Data about app and page elements:
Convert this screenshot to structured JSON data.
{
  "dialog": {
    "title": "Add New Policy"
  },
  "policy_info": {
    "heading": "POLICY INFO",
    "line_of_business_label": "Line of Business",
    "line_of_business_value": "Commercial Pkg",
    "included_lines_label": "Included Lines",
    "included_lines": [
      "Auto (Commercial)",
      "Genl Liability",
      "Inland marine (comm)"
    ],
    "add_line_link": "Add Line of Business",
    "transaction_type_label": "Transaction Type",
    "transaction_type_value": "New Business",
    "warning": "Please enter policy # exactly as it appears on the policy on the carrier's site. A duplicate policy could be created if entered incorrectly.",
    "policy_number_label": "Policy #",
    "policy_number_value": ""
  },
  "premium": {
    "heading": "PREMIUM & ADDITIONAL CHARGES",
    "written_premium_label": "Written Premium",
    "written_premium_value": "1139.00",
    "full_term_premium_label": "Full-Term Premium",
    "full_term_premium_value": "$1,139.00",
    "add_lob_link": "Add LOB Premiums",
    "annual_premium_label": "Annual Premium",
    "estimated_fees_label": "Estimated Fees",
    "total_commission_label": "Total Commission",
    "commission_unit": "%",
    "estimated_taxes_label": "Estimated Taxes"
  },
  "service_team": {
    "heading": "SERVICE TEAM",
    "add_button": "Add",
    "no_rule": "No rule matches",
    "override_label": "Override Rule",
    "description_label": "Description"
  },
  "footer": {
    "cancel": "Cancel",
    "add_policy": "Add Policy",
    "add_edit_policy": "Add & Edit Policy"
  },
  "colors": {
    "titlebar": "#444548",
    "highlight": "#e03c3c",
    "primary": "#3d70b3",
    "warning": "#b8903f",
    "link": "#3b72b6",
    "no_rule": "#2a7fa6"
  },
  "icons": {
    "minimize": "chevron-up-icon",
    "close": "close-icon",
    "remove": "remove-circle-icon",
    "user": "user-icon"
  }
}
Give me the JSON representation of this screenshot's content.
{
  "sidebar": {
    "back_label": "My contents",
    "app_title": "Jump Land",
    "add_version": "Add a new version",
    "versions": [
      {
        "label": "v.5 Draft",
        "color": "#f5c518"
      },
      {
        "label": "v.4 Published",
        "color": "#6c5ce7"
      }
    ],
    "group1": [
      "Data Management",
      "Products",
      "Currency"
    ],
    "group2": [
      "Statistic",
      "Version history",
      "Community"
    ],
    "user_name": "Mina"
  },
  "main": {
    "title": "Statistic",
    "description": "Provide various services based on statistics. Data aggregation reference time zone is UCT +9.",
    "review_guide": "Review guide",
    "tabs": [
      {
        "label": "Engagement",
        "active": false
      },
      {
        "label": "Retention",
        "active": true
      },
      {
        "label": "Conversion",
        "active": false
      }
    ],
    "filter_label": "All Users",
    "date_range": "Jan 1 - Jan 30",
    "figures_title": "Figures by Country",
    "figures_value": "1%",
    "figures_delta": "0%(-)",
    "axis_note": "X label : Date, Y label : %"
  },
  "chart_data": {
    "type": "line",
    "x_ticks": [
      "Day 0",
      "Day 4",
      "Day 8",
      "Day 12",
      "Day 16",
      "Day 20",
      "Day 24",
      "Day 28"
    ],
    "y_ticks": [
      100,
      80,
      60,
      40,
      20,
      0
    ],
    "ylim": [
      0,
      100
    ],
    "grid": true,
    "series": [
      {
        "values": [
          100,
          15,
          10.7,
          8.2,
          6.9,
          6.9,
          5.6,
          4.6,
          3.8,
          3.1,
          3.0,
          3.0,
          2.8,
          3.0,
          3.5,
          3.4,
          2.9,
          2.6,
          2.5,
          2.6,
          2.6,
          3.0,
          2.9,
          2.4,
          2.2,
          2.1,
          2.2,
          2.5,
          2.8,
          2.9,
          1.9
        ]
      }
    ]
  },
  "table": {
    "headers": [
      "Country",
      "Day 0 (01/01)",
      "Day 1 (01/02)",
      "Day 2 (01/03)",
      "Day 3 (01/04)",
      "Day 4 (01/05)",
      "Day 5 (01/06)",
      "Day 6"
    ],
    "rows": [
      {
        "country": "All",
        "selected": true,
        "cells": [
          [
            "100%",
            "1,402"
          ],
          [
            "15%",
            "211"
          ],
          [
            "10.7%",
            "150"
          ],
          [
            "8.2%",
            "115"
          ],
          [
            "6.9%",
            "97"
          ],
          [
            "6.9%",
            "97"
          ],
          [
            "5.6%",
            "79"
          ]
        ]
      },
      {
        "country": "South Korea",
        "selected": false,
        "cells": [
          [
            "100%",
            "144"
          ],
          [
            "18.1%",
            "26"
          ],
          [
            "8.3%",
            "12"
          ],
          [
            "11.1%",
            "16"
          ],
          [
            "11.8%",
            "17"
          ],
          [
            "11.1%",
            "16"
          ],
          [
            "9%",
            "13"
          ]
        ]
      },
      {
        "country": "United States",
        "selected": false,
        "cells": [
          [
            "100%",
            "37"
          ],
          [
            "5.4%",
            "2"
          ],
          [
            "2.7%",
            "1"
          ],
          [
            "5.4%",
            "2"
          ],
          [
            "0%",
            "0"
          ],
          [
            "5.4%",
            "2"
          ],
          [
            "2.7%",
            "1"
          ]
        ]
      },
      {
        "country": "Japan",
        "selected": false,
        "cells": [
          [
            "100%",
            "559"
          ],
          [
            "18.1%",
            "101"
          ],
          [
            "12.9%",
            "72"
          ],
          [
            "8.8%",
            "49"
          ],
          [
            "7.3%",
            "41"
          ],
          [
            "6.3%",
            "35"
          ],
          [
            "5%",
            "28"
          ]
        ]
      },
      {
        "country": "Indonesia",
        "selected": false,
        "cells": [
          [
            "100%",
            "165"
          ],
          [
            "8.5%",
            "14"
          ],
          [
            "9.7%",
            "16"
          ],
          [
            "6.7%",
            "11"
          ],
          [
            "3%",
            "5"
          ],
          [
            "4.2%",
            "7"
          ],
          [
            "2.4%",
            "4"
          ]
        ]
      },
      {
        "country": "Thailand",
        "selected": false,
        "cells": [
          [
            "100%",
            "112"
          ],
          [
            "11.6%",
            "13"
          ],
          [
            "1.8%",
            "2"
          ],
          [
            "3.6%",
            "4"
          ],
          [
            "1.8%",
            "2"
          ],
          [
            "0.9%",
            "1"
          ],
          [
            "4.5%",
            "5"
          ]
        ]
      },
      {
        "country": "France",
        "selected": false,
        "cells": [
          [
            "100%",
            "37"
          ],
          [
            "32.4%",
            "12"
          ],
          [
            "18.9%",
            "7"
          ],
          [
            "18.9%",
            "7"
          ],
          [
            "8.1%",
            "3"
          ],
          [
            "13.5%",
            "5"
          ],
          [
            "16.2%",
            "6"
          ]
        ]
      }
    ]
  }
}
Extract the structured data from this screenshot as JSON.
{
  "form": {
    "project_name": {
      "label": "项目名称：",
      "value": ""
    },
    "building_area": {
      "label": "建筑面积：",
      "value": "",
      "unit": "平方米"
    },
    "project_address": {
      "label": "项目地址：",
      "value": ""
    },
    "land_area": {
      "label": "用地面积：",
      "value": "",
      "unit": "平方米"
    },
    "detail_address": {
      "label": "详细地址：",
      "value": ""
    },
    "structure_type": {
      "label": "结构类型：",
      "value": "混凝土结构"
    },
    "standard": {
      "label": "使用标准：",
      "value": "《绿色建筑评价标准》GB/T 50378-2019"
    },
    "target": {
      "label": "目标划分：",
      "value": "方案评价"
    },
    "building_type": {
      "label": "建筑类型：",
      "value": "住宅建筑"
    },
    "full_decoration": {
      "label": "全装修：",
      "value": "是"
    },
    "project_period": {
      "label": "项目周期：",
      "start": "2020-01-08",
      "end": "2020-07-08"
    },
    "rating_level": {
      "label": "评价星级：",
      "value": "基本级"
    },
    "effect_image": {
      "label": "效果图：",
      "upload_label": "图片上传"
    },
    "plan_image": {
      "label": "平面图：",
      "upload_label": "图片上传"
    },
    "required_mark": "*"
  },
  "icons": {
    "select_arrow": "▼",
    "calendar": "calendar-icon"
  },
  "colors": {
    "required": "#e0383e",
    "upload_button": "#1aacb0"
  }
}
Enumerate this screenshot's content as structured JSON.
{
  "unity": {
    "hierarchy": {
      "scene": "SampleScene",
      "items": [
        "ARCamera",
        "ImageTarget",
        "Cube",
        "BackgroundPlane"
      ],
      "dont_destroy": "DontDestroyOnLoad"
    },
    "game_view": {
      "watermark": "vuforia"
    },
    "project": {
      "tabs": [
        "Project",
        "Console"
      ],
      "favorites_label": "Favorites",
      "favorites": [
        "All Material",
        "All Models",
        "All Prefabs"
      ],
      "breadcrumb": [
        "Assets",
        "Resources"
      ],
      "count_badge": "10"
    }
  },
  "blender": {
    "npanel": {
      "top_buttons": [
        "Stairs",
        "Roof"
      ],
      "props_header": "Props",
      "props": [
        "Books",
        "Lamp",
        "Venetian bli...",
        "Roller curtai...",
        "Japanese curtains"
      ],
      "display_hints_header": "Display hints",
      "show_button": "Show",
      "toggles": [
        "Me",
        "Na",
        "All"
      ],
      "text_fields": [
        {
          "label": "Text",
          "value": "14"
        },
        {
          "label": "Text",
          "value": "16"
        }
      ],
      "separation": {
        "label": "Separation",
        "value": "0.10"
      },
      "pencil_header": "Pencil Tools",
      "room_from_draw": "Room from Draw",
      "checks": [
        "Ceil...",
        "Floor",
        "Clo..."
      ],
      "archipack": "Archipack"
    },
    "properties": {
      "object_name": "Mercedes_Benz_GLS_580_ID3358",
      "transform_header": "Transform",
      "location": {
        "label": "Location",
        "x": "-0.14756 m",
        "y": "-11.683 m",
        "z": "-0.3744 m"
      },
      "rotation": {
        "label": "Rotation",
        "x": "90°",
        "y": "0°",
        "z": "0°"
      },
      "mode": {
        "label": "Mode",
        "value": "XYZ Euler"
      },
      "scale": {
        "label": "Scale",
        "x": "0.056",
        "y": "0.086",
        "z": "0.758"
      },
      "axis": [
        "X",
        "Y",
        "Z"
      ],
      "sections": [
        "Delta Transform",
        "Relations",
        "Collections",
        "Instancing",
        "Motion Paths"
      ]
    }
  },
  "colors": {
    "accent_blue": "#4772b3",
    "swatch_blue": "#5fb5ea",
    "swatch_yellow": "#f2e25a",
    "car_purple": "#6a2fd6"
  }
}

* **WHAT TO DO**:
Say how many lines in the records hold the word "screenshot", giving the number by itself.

* **ANSWER FOR THIS EXERCISE**:
4